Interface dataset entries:
○ ○ ○ ○
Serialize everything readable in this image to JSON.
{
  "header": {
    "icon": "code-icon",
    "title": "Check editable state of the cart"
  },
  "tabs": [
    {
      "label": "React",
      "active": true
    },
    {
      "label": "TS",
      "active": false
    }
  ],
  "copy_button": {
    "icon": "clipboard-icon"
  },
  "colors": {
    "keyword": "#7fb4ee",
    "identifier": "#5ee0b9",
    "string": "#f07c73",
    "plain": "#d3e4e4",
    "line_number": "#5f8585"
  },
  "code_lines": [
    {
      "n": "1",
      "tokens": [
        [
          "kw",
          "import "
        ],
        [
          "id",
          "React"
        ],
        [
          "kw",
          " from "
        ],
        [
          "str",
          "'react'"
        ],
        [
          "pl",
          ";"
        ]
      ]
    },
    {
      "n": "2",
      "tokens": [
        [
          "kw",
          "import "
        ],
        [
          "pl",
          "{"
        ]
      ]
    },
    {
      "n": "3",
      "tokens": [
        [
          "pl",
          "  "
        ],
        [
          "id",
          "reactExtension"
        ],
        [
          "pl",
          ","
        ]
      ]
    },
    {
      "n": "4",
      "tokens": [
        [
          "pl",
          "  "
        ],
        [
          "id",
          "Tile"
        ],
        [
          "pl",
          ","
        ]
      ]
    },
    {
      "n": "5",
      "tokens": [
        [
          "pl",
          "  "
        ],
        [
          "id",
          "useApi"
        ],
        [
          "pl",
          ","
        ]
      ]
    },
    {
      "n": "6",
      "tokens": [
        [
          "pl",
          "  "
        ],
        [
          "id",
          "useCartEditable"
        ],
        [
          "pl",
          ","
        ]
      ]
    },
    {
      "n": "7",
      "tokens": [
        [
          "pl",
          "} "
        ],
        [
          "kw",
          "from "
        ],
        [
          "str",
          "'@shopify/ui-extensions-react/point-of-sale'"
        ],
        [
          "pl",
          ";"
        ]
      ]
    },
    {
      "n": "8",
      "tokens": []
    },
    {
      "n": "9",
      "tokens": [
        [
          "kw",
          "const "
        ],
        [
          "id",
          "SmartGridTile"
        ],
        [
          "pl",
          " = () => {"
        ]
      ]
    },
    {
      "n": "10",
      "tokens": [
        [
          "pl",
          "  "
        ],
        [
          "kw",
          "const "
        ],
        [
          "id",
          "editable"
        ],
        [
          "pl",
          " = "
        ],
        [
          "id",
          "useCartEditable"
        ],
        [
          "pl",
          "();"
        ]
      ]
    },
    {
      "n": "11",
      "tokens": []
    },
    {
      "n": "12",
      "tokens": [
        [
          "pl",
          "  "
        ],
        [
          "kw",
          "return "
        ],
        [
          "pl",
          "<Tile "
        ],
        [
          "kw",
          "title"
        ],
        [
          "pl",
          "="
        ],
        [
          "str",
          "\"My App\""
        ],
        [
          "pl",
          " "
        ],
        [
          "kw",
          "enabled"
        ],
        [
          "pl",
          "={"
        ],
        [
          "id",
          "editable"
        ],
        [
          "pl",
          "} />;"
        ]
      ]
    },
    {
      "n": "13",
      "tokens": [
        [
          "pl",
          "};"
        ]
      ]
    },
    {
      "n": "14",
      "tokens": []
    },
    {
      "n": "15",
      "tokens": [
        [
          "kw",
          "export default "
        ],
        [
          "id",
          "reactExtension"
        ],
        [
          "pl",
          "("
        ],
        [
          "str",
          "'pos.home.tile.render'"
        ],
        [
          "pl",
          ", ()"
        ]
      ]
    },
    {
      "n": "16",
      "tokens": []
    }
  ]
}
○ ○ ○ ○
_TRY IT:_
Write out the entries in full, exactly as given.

_ANSWER FOR THE TASK:_
Serialize everything readable in this image to JSON.
{
  "header": {
    "icon": "code-icon",
    "title": "Check editable state of the cart"
  },
  "tabs": [
    {
      "label": "React",
      "active": true
    },
    {
      "label": "TS",
      "active": false
    }
  ],
  "copy_button": {
    "icon": "clipboard-icon"
  },
  "colors": {
    "keyword": "#7fb4ee",
    "identifier": "#5ee0b9",
    "string": "#f07c73",
    "plain": "#d3e4e4",
    "line_number": "#5f8585"
  },
  "code_lines": [
    {
      "n": "1",
      "tokens": [
        [
          "kw",
          "import "
        ],
        [
          "id",
          "React"
        ],
        [
          "kw",
          " from "
        ],
        [
          "str",
          "'react'"
        ],
        [
          "pl",
          ";"
        ]
      ]
    },
    {
      "n": "2",
      "tokens": [
        [
          "kw",
          "import "
        ],
        [
          "pl",
          "{"
        ]
      ]
    },
    {
      "n": "3",
      "tokens": [
        [
          "pl",
          "  "
        ],
        [
          "id",
          "reactExtension"
        ],
        [
          "pl",
          ","
        ]
      ]
    },
    {
      "n": "4",
      "tokens": [
        [
          "pl",
          "  "
        ],
        [
          "id",
          "Tile"
        ],
        [
          "pl",
          ","
        ]
      ]
    },
    {
      "n": "5",
      "tokens": [
        [
          "pl",
          "  "
        ],
        [
          "id",
          "useApi"
        ],
        [
          "pl",
          ","
        ]
      ]
    },
    {
      "n": "6",
      "tokens": [
        [
          "pl",
          "  "
        ],
        [
          "id",
          "useCartEditable"
        ],
        [
          "pl",
          ","
        ]
      ]
    },
    {
      "n": "7",
      "tokens": [
        [
          "pl",
          "} "
        ],
        [
          "kw",
          "from "
        ],
        [
          "str",
          "'@shopify/ui-extensions-react/point-of-sale'"
        ],
        [
          "pl",
          ";"
        ]
      ]
    },
    {
      "n": "8",
      "tokens": []
    },
    {
      "n": "9",
      "tokens": [
        [
          "kw",
          "const "
        ],
        [
          "id",
          "SmartGridTile"
        ],
        [
          "pl",
          " = () => {"
        ]
      ]
    },
    {
      "n": "10",
      "tokens": [
        [
          "pl",
          "  "
        ],
        [
          "kw",
          "const "
        ],
        [
          "id",
          "editable"
        ],
        [
          "pl",
          " = "
        ],
        [
          "id",
          "useCartEditable"
        ],
        [
          "pl",
          "();"
        ]
      ]
    },
    {
      "n": "11",
      "tokens": []
    },
    {
      "n": "12",
      "tokens": [
        [
          "pl",
          "  "
        ],
        [
          "kw",
          "return "
        ],
        [
          "pl",
          "<Tile "
        ],
        [
          "kw",
          "title"
        ],
        [
          "pl",
          "="
        ],
        [
          "str",
          "\"My App\""
        ],
        [
          "pl",
          " "
        ],
        [
          "kw",
          "enabled"
        ],
        [
          "pl",
          "={"
        ],
        [
          "id",
          "editable"
        ],
        [
          "pl",
          "} />;"
        ]
      ]
    },
    {
      "n": "13",
      "tokens": [
        [
          "pl",
          "};"
        ]
      ]
    },
    {
      "n": "14",
      "tokens": []
    },
    {
      "n": "15",
      "tokens": [
        [
          "kw",
          "export default "
        ],
        [
          "id",
          "reactExtension"
        ],
        [
          "pl",
          "("
        ],
        [
          "str",
          "'pos.home.tile.render'"
        ],
        [
          "pl",
          ", ()"
        ]
      ]
    },
    {
      "n": "16",
      "tokens": []
    }
  ]
}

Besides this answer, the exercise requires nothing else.